Queen Victoria was known to say…We are not amused…when something displeased her. Clearly those rural southerners were not amused, but all they did was to prove the point that the show’s producers probably intended to demonstrate.
It’s all scripted!
if someone comes to my home and makes a point of provoking me they will be run off
I ll re phrase my original abuse. anyone who generalizes and says southern folks are stupid Neanderthals, as oblivion did in a left handed way.
is an un informed bigot. flag away
Wiki says population is about 90% European ancestry. Must be a lot of shaky lineage. Like most of the Australians are descended from European prison stock. Them folks is crazy.
"if someone comes to my home and makes a point of provoking me they will be run off "
Should we assume that, if you see something…provocative… on a public highway, you will run that person off of the road? Because that is the type of reaction that took place in the “Southern” episode.
The deep south is well-known as the bastion of a rather conservative type of Christianity.
If those folks are truly Christian, shouldn’t they have learned about tolerance, and about “Turning the other cheek?”
It just seems to me that violence against strangers who have not committed violence against you is very…un-Christian. You may wish to differ.
Top Gear peaked around the 7th-10th seasons IMHO. From seasons 15 and onward it’s been going downhill noticeably. For the upcoming season/series they are doing a Top Gear U.S. vs. Top Gear UK episode, hopefully it will be as entertaining as the Top Gear Australia vs. Top Gear UK episode was
The twin fraca (fracases? fraci?..well, more than one fracas, anyways) remind me of something my mom told me (and her mom told her, and so on):
You went looking for trouble, and were unlucky enough to find it!
While I might not have resorted to violence, the thought of people quite obviously foreign, travelling through YOUR hometown…and OPENLY MOCKING IT…is clearly highly offensive.

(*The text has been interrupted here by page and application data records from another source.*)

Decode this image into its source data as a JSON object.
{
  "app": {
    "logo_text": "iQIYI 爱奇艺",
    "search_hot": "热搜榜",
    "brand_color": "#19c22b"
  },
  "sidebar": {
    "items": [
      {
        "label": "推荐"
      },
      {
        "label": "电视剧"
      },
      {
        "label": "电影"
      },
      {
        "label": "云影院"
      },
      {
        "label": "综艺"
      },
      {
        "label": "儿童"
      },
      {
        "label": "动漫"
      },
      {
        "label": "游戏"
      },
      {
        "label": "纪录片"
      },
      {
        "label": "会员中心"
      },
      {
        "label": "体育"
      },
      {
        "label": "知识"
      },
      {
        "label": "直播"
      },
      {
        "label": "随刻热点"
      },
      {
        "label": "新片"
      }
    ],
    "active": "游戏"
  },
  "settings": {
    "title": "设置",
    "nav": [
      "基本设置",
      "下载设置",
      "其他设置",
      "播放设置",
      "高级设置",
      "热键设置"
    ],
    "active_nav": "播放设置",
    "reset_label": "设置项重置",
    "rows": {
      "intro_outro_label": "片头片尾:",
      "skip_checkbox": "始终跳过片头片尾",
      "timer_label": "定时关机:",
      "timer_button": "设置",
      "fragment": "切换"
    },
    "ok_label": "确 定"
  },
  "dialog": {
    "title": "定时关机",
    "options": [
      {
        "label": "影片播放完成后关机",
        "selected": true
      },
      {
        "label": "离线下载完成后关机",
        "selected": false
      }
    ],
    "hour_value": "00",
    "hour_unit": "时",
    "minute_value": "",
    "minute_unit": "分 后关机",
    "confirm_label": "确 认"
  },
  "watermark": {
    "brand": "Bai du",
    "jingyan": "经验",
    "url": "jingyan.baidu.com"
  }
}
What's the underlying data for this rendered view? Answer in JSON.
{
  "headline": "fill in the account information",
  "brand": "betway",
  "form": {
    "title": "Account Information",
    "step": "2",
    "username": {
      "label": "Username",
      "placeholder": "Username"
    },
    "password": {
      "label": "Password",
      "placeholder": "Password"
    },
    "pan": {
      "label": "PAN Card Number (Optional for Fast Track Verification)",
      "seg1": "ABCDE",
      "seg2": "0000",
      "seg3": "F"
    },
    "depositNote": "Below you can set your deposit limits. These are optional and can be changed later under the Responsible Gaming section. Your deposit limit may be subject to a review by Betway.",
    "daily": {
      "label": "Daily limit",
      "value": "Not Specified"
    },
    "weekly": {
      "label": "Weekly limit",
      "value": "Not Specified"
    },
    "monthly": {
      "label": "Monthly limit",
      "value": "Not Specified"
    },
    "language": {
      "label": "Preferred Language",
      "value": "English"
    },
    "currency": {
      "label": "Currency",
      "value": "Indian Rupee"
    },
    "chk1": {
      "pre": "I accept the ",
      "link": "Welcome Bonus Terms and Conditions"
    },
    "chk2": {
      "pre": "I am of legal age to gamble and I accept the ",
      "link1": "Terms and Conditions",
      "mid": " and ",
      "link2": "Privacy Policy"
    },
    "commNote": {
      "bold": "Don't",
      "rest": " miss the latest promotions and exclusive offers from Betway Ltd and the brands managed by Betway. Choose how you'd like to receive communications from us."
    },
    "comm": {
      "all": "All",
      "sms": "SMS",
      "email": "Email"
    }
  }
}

It’s not the “Hillary for President” graffiti, @VDCdriver, it’s seeing all the cameras and knowing that YOU’RE BEING RIDICULED FOR SPORT TO MILLIONS OF VIEWERS that’s offensive, IMO. (Or don’cha think than us’n country folk is bright enough to figger that part out?)
As for the rocks, etc, you weren’t there…you don’t know if they were aiming AT or NEAR them. Using Warhol’s “15 minutes of fame” idea, it’s quite possible that somebody, in the midst of such behavior, might choose to “play the part” in hopes of actually making it to TV as a “villian.” (Far fetched? Well, we live in a society where people call up their friends and say, “Make sure you watch “COPS” tonight…I get arrested!”)
I’m far from a Brit-hater (I figure WWII put out whatever smoldering ashes of resentment exist from our nation’s birth)…but hearing Jeremy mention “Going to Visit the Colonies” sticks in my craw. If nothing else, you’re trivializing the sacrifices made by thousands of dead soldiers…whose dying wish is not to be ANYBODY’S “colony.” I woudn’t throw rocks at the guy…he’s actually entertaining, usually, but he often comes off as a pompous [phallus], whether designed or innate to his nature.
(And, if you think this is unique to southerners, flip the script: drive through Cockney London with your car covered with sayings offensive to the Queen. (OR better yet, drive through Ulster with sayings DEFENDING the Queen, heh, heh.) Let us know how you do!)
“If nothing else, you’re trivializing the sacrifices made by thousands of dead soldiers.”
How you could possibly come up with that interpretation of what I said is…mind-boggling, to say the least.
“it’s seeing all the cameras and knowing that YOU’RE BEING RIDICULED FOR SPORT TO MILLIONS OF VIEWERS that’s offensive.”
When seeing a camera crew, how would anybody know exactly what they are filming, or what the purpose might be of that filming?
Why don’t you address the issue of whether that violent reaction is a truly Christian act–especially in an area that prides itself on its fundamental Christianity?